Image result for airbag recallOver the past few years, millions of vehicles equipped with Takata airbags have been recalled across the United States as reports of injuries involving defective airbags have snowballed. Now, a government audit stringently criticizes the federal administration’s product recall procedures, specifically pointing out to the Takata airbag scandal as an example of the agency’s inefficiency.

The USDOT’s Office of the Inspector General clearly states that the National Highway Traffic Safety Administration lacks the kind of processes and oversight that is necessary to make sure that product recalls are completed, and keep consumers safe. The audit report specifically blames the National Highway Traffic Safety Administration’s monitoring process that is not designed to ensure that remedies are tracked in a timely and efficient manner. The federal agency also does not have a system in place to completely and accurately verify recall completion statistics, even though it is authorized to do so.

There has been a lot of criticism of the National Highway Traffic Safety Administration’s tardiness in responding to the Takata airbag scandal, especially the manner in which the federal agency delayed recalling the Takata airbags, leading to motorists being placed at risk of injuries from these defective airbags. Several million vehicles in the United States are believed to be affected by the massive Takata airbag recall. For instance, Honda has recalled at least 5 million vehicles linked to the defective airbags. The defect lies in a malfunctioning inflator that might cause the airbag to be deployed with excessive force in the event of an accident. As a result, small shards of metal fragment could shoot into the faces of occupants, potentially injuring them seriously.

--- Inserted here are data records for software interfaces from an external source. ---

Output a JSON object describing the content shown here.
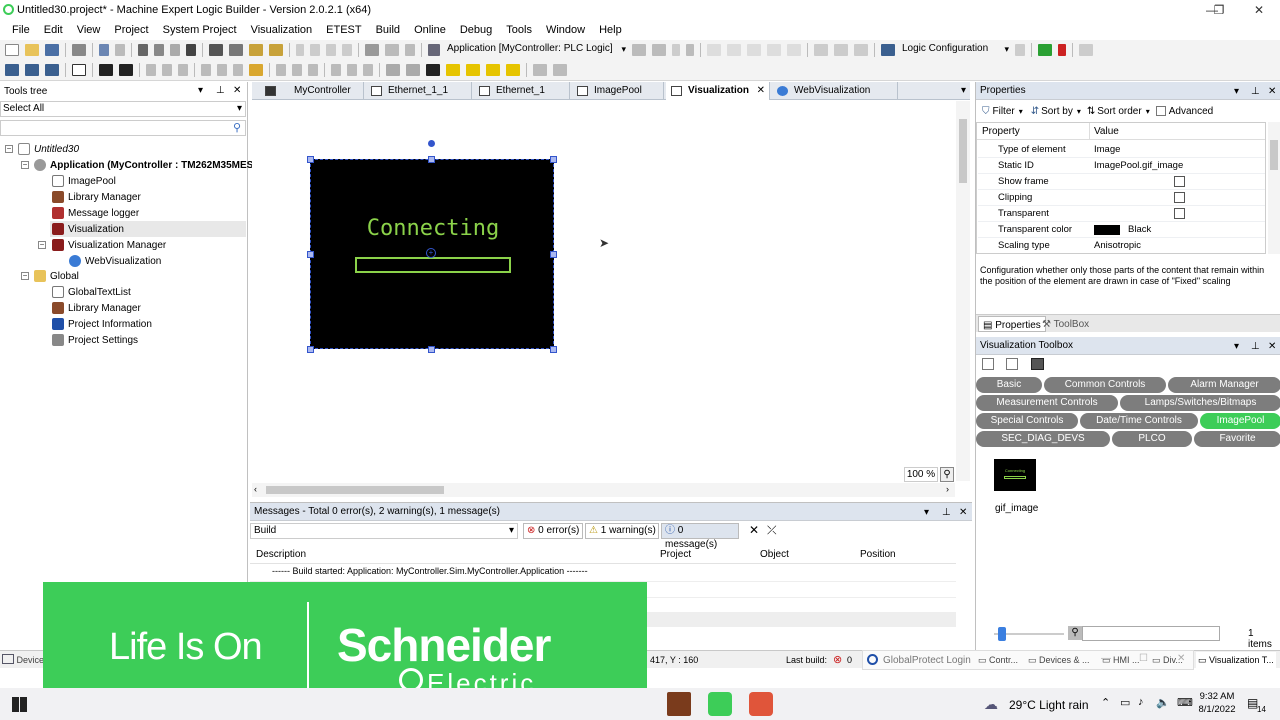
{
  "window": {
    "title": "Untitled30.project* - Machine Expert Logic Builder - Version 2.0.2.1 (x64)"
  },
  "menu": [
    "File",
    "Edit",
    "View",
    "Project",
    "System Project",
    "Visualization",
    "ETEST",
    "Build",
    "Online",
    "Debug",
    "Tools",
    "Window",
    "Help"
  ],
  "toolbar": {
    "app_combo": "Application [MyController: PLC Logic]",
    "config_combo": "Logic Configuration"
  },
  "tools_tree": {
    "title": "Tools tree",
    "filter": "Select All",
    "nodes": [
      {
        "label": "Untitled30",
        "italic": true
      },
      {
        "label": "Application (MyController : TM262M35MESE8T)",
        "bold": true
      },
      {
        "label": "ImagePool"
      },
      {
        "label": "Library Manager"
      },
      {
        "label": "Message logger"
      },
      {
        "label": "Visualization"
      },
      {
        "label": "Visualization Manager"
      },
      {
        "label": "WebVisualization"
      },
      {
        "label": "Global"
      },
      {
        "label": "GlobalTextList"
      },
      {
        "label": "Library Manager"
      },
      {
        "label": "Project Information"
      },
      {
        "label": "Project Settings"
      }
    ]
  },
  "editor_tabs": [
    "MyController",
    "Ethernet_1_1",
    "Ethernet_1",
    "ImagePool",
    "Visualization",
    "WebVisualization"
  ],
  "canvas": {
    "image_text": "Connecting",
    "zoom": "100 %"
  },
  "properties": {
    "title": "Properties",
    "filter_label": "Filter",
    "sort_by": "Sort by",
    "sort_order": "Sort order",
    "advanced": "Advanced",
    "col_property": "Property",
    "col_value": "Value",
    "rows": [
      {
        "name": "Type of element",
        "value": "Image"
      },
      {
        "name": "Static ID",
        "value": "ImagePool.gif_image"
      },
      {
        "name": "Show frame",
        "value": ""
      },
      {
        "name": "Clipping",
        "value": ""
      },
      {
        "name": "Transparent",
        "value": ""
      },
      {
        "name": "Transparent color",
        "value": "Black"
      },
      {
        "name": "Scaling type",
        "value": "Anisotropic"
      }
    ],
    "description": "Configuration whether only those parts of the content that remain within the position of the element are drawn in case of \"Fixed\" scaling",
    "tab_properties": "Properties",
    "tab_toolbox": "ToolBox"
  },
  "toolbox": {
    "title": "Visualization Toolbox",
    "categories": [
      "Basic",
      "Common Controls",
      "Alarm Manager",
      "Measurement Controls",
      "Lamps/Switches/Bitmaps",
      "Special Controls",
      "Date/Time Controls",
      "ImagePool",
      "SEC_DIAG_DEVS",
      "PLCO",
      "Favorite"
    ],
    "item_label": "gif_image",
    "item_count": "1 items"
  },
  "messages": {
    "title": "Messages - Total 0 error(s), 2 warning(s), 1 message(s)",
    "source": "Build",
    "errors": "0 error(s)",
    "warnings": "1 warning(s)",
    "messages": "0 message(s)",
    "columns": [
      "Description",
      "Project",
      "Object",
      "Position"
    ],
    "line": "------ Build started: Application: MyController.Sim.MyController.Application -------"
  },
  "banner": {
    "tagline": "Life Is On",
    "brand": "Schneider",
    "brand_sub": "Electric"
  },
  "status": {
    "devices": "Device",
    "coords": "417, Y : 160",
    "last_build": "Last build:",
    "last_build_count": "0",
    "gp": "GlobalProtect Login",
    "tabs": [
      "Contr...",
      "Devices & ...",
      "HMI ...",
      "Div...",
      "Visualization T..."
    ]
  },
  "taskbar": {
    "weather": "29°C  Light rain",
    "time": "9:32 AM",
    "date": "8/1/2022",
    "notif": "14"
  },
  "colors": {
    "accent_green": "#3dcd58",
    "canvas_bg": "#000000",
    "lcd_green": "#8bd24a",
    "header": "#dde4ee"
  }
}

Some reports estimate that as many as 140 injuries are linked to the defective airbags. Additionally, at least 11 fatalities are linked to defective Takata airbags. At least two of those fatalities involved Honda vehicles. Takata was allegedly aware of the defective inflators at least in 2004, but failed to notify the federal administration of these facts.

When a product that is meant to keep you safe instead causes harm, the trauma and confusion that follows can be severe. When a defective product causes an injury, the product manufacturing company and other related companies including distribution companies, suppliers, and others may be liable for any damages caused as a result of the defect.

If your loved one has been injured as a result of a defective product, get in touch with an Indiana product liability attorney at Montross Miller and discuss your legal options for a claim for damages.